A few weeks ago, I found myself driving a much newer van as the men’s volleyball team made the 6-hour return trip from Ottawa, Kansas. The game was an important match for us in our season, not because we won, but because we lost. Truth be told, we lost badly. We were all disappointed in how we played, no one more than the players themselves. The match was supposed to be a measuring stick against a team that was nationally ranked at the time. The adrenalin I felt as a coach before that match was familiar to me and I thought the result would land in our favor. But it didn’t. And losing stings, and the feeling in the dressing room after the game is still palpable to me as I write this.
And yet, somewhere on the journey home, I think it was around Kansas City, after the team had digested their food and that loss (and it rightly took a while), signs of life began to emerge on the bus. A quiet conversation could be heard, then a snicker, a playful argument, a laugh, and even though such a thing is tough to measure, I remember thinking that somehow these players found the right balance of carrying that loss appropriately while also ensuring that it did not consume them.
At some point, most found a space in a seat or on the floor and nodded off to sleep, and the bus was quiet again as we made our way down Highway 75, through Hinton and then Merrill as we neared campus for our 3:30 a.m. arrival.

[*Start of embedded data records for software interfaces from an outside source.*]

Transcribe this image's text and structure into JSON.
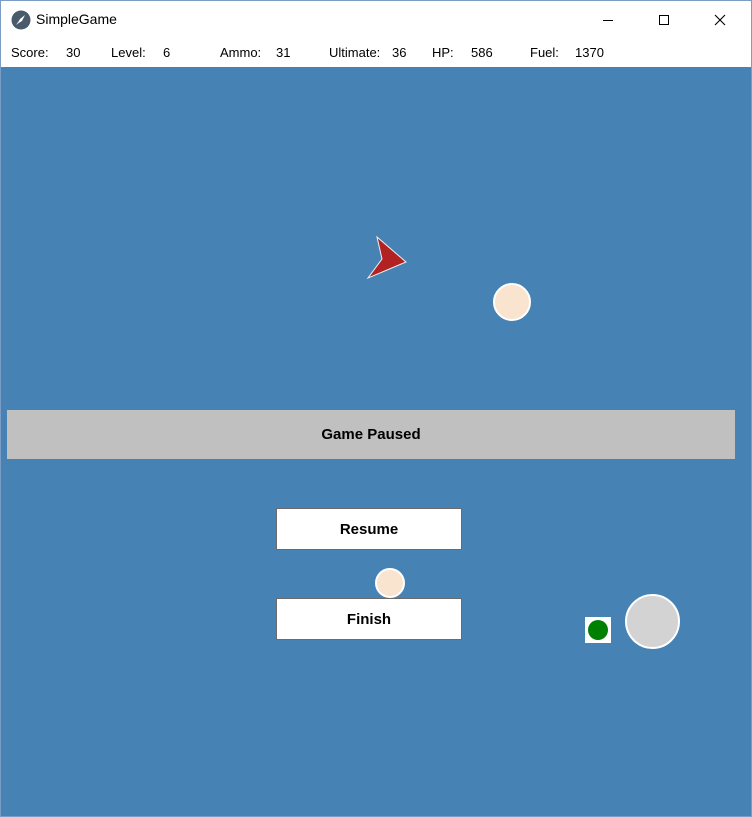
{
  "window": {
    "title": "SimpleGame",
    "app_icon": "rocket-icon"
  },
  "hud": {
    "score_label": "Score:",
    "score": "30",
    "level_label": "Level:",
    "level": "6",
    "ammo_label": "Ammo:",
    "ammo": "31",
    "ultimate_label": "Ultimate:",
    "ultimate": "36",
    "hp_label": "HP:",
    "hp": "586",
    "fuel_label": "Fuel:",
    "fuel": "1370"
  },
  "overlay": {
    "status": "Game Paused",
    "resume_label": "Resume",
    "finish_label": "Finish"
  },
  "colors": {
    "field_background": "#4682b4",
    "pause_bar": "#c0c0c0",
    "player_ship": "#b22222",
    "small_asteroid": "#f8e4cf",
    "large_asteroid": "#d3d3d3",
    "pickup": "#008000"
  }
}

With Coach Hanson now at the wheel, I could not help but think how grateful I was to be surrounded once again by a motley crew of wonderful, life-giving young men. When I am in the gym with these guys or they stop by my office for a Tim Hortons coffee or they are over for Sunday soup, I sometimes think to myself “I get to do this!” In a season of transition for our family, I once again realize that I need this team more than they need me, and it reminds me again that God surprises us sometimes when we ask Him to give us what we stand in need of. And while I’m not sure there is such a thing as a good loss, the players used it as motivation that led them to defeat that same Ottawa team a few weeks later and secure the number two ranking in the GPAC tournament, a first for men’s volleyball at Dordt.
So why the surprise tears back in July? I’m still not sure, but if home is a safe place to be and a place where you are invited to become more fully the person God created you to be, then that field and those people and those van rides were a bit of a home for me. In their own way, that team provided shelter for me many years ago, and it felt good to be standing on that grass field one more time to give thanks for their short but faithful presence in my life. And now? Well, I hope I can be part of providing that same place and space and shelter for some of the guys on the volleyball team, and my deep hope is that one day some of them return to campus and they might also say, “It’s good to be home”, because it is.